The building that will be maintained is between the 2 new buildings, under the bridge and over the parking lot and will not be renovated or connected to the new buildings.
My question is, if the new buildings are connected to each other (sharing the underground parking lot structure) but not to the existing building, can I pursue a singular certification and exclude the existing building or do I qualify for a Campus approach?
Barry GilesFounder & CEO, LEED Fellow, BREEAM Fellow
338 thumbs up
August 23, 2013 - 3:29 pm
Lara. The 'swing gate' is if the 'connections' can be classed as robust enough...to be honest I doubt it but in any case please call USGBC and get a written, definitive reply to your question.
Erin HoldenriedSustainability Architect
125 thumbs up
August 23, 2013 - 4:24 pm
Buildings connected only by parking structure or circulation cannot count as one building, per LEED MPR supplemental guidelines. They are separate buildings in LEED's eyes. So you have a couple options:
1) Group Certification (this is the equavalent to a single certification for multiple buildings)
2) Two individual certifications; or
3) Two individual certifications within a Master Site.

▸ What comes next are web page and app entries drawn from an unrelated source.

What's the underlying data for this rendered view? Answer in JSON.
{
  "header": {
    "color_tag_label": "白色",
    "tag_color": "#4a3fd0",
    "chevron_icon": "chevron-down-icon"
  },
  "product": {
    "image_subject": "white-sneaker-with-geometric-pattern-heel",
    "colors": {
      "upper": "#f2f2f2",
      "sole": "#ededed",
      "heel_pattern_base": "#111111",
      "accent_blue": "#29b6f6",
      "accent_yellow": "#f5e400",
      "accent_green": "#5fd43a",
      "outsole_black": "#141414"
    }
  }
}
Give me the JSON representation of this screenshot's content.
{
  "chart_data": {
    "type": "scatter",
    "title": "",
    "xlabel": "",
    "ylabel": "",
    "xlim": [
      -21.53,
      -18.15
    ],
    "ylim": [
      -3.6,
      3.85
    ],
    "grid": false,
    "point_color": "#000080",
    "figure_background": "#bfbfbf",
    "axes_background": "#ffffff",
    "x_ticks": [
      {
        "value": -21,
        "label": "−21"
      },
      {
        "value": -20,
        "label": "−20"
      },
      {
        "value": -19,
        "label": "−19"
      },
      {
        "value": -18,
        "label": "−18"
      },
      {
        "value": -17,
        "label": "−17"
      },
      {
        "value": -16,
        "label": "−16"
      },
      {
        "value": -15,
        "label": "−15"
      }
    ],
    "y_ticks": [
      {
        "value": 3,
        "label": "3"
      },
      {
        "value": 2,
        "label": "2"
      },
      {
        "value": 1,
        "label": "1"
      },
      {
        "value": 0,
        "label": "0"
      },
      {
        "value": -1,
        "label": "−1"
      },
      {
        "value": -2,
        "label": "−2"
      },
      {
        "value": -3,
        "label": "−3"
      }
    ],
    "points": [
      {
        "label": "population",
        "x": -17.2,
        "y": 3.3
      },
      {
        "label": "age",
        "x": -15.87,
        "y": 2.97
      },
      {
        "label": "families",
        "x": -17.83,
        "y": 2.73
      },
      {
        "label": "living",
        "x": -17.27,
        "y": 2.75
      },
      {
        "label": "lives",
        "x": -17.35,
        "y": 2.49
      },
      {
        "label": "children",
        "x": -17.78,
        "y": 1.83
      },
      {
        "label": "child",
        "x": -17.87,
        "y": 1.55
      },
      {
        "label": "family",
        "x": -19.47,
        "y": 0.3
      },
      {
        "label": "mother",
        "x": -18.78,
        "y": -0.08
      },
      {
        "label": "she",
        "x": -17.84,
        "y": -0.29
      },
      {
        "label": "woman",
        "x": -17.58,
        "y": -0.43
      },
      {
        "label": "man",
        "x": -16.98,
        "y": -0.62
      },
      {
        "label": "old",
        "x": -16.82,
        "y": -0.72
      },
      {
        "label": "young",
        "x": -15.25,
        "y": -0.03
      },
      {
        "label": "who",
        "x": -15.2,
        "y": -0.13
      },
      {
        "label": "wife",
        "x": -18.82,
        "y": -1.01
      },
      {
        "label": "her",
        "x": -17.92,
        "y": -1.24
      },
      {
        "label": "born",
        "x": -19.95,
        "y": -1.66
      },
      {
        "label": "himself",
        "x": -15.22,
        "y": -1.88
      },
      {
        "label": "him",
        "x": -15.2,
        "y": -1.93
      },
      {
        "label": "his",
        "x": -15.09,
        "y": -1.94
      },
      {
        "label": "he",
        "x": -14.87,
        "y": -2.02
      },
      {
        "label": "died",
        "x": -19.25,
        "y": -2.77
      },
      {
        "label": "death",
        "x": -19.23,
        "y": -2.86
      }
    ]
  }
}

I would take a look at the site credits and see if it would be beneficial to use a Master Site (aka, Campus Approach).